By Lisa Clodfelter, Licensed Professional

Boundaries allow you to protect your energy. They allow you to feel less overwhelmed, stressed, and resentful.  Once you get the hang of boundaries, relationships begin to hold more meaning and confidence and self-esteem starts to build. This is the good news. The bad news? First, you’ll be scared to death.

Most of us have never learned to create boundaries in the first place; let alone hold them.

Almost all of us struggle with boundaries because we never saw the adults in our families have them. Mothers who never said no (even if they were exhausted) or fathers who did for everyone else before himself. Some families also exist in a culture that requires children to  give ground on their boundaries to avoid conflict or punishment. Our society tends to reward these types of behaviors without taking note of the emotional and physical cost. The state of the health and well-being of those without boundaries should cause us as a society to consider NOT rewarding these behaviors.

Without healthy boundaries overwhelm inevitably takes hold, resentment sets in, tempers flare, and connection breaks down.  Sometimes disease will even manifest. 

How do you know if you don’t set clear boundaries?

  • Saying the word “no” gives you massive fear and anxiety.  You begin to think of all the justifying and rationalizing you can use as to why you need to decline a request.  Remember, the word “no” is a complete sentence. When you need to practice using it and you feel dread, guilt, fear, and anxiety – those are clear signs you need to do some serious work in the boundary setting department.
  • You feel guilty when you put your own needs over the wants of someone else. Not wanting to engage in conflict is normal.  Wanting others to be pleased with us is also normal. But when these come at the expense of your own feelings that’s a sign your self esteem needs some work. Establishing boundaries does that very thing.
  • You rarely ask, “what do I want”. Thinking of ourselves in every situation is self-care, not being selfish. When we lack boundary setting skills, we literally lose our “self” in the process.

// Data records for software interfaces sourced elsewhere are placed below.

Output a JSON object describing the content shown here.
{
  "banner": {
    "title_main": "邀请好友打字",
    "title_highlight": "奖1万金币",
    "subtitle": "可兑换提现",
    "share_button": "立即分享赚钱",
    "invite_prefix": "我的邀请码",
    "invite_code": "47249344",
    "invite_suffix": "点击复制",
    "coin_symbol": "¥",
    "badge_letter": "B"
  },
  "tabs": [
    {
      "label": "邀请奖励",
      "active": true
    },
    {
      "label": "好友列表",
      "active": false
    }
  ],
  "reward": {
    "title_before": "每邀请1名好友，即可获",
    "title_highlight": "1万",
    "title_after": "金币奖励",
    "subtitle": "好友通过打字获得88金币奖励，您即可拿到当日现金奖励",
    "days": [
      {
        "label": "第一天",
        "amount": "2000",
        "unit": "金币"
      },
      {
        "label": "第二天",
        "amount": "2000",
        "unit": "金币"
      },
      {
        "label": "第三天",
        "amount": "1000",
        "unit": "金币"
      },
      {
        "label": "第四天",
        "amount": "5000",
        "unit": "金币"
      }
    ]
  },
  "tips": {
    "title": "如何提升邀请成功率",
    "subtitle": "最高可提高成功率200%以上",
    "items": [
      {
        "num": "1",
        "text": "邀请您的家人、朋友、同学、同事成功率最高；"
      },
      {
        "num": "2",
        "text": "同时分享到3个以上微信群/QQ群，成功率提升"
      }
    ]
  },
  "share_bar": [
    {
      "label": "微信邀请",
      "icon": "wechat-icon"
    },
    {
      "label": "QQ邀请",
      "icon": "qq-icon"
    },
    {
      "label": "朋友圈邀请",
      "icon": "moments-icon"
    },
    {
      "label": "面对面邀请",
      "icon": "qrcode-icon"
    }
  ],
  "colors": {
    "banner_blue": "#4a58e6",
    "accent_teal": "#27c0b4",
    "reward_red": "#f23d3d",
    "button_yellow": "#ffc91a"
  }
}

People with clear boundaries live the most satisfying lives.  Healthy boundary setting skills takes practice and feels super scary in the beginning.  But if you can hang on and commit, you’ll eventually find it has become second nature.

Some tips for setting clear boundaries:

  • Understand the feelings of other’s is not your responsibility. How people feel about your actions is based on their own experiences in the world.  Others may feel you’re “selfish” or “rude”, but they have little or nothing to do with you.
  • Say “no” and then walk away. Typically, the hard part of saying no to someone is their subsequent reaction.  It’s incredibly important to remove yourself from that person once you’ve set your boundary.  It may mean leaving the room, turning off your phone, or leaving the premises.  To begin setting boundaries, it’s all about feeling OK with saying NO. The most effective way to do that is to block out responses.
  • Action speaks louder than words. One of the challenging things about boundaries is they require follow up action.  We are largely verbal creatures.  We tend to try and justify, explain, and apologize when we turn down a request. Here’s where we need to try and commit to our decided action (or inaction) and avoid justification.  Sometimes this is best communicated with action and not words.